What is the number of lines in the data that contain "komisc"? Respond with nothing else.

RECORDS SHOWN —
****************************************

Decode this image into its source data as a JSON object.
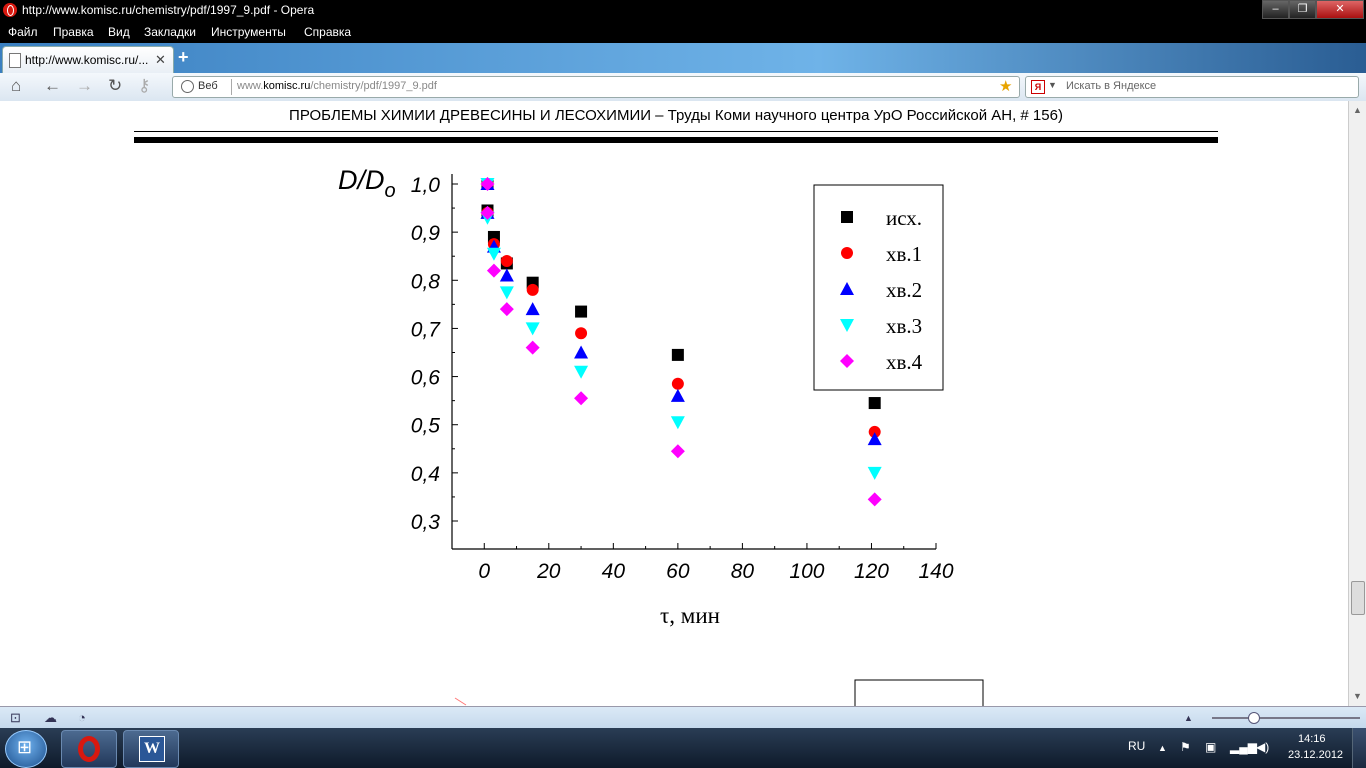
{
  "window": {
    "title": "http://www.komisc.ru/chemistry/pdf/1997_9.pdf - Opera",
    "buttons": {
      "minimize": "‒",
      "maximize": "❐",
      "close": "✕"
    }
  },
  "menu": [
    "Файл",
    "Правка",
    "Вид",
    "Закладки",
    "Инструменты",
    "Справка"
  ],
  "tab": {
    "label": "http://www.komisc.ru/...",
    "close": "✕",
    "new_tab": "+"
  },
  "nav": {
    "web_label": "Веб",
    "url_prefix": "www.",
    "url_domain": "komisc.ru",
    "url_path": "/chemistry/pdf/1997_9.pdf",
    "search_placeholder": "Искать в Яндексе",
    "search_engine_glyph": "Я"
  },
  "document": {
    "header": "ПРОБЛЕМЫ ХИМИИ ДРЕВЕСИНЫ И ЛЕСОХИМИИ  – Труды Коми научного центра УрО Российской АН, # 156)"
  },
  "chart_data": {
    "type": "scatter",
    "title": "",
    "ylabel_main": "D/D",
    "ylabel_sub": "o",
    "xlabel": "τ, мин",
    "xlim": [
      -10,
      140
    ],
    "ylim": [
      0.3,
      1.0
    ],
    "xticks": [
      0,
      20,
      40,
      60,
      80,
      100,
      120,
      140
    ],
    "yticks": [
      0.3,
      0.4,
      0.5,
      0.6,
      0.7,
      0.8,
      0.9,
      1.0
    ],
    "yticklabels": [
      "0,3",
      "0,4",
      "0,5",
      "0,6",
      "0,7",
      "0,8",
      "0,9",
      "1,0"
    ],
    "xticklabels": [
      "0",
      "20",
      "40",
      "60",
      "80",
      "100",
      "120",
      "140"
    ],
    "legend_position": "top-right",
    "series": [
      {
        "name": "исх.",
        "marker": "square",
        "color": "#000000",
        "x": [
          1,
          1,
          3,
          7,
          15,
          30,
          60,
          121
        ],
        "y": [
          1.0,
          0.945,
          0.89,
          0.835,
          0.795,
          0.735,
          0.645,
          0.545
        ]
      },
      {
        "name": "хв.1",
        "marker": "circle",
        "color": "#ff0000",
        "x": [
          1,
          1,
          3,
          7,
          15,
          30,
          60,
          121
        ],
        "y": [
          1.0,
          0.94,
          0.875,
          0.84,
          0.78,
          0.69,
          0.585,
          0.485
        ]
      },
      {
        "name": "хв.2",
        "marker": "triangle-up",
        "color": "#0000ff",
        "x": [
          1,
          1,
          3,
          7,
          15,
          30,
          60,
          121
        ],
        "y": [
          1.0,
          0.94,
          0.87,
          0.81,
          0.74,
          0.65,
          0.56,
          0.47
        ]
      },
      {
        "name": "хв.3",
        "marker": "triangle-down",
        "color": "#00ffff",
        "x": [
          1,
          1,
          3,
          7,
          15,
          30,
          60,
          121
        ],
        "y": [
          1.0,
          0.93,
          0.855,
          0.775,
          0.7,
          0.61,
          0.505,
          0.4
        ]
      },
      {
        "name": "хв.4",
        "marker": "diamond",
        "color": "#ff00ff",
        "x": [
          1,
          1,
          3,
          7,
          15,
          30,
          60,
          121
        ],
        "y": [
          1.0,
          0.94,
          0.82,
          0.74,
          0.66,
          0.555,
          0.445,
          0.345
        ]
      }
    ]
  },
  "taskbar": {
    "language": "RU",
    "time": "14:16",
    "date": "23.12.2012"
  }
}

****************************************

REPLY TO THE EXERCISE —
3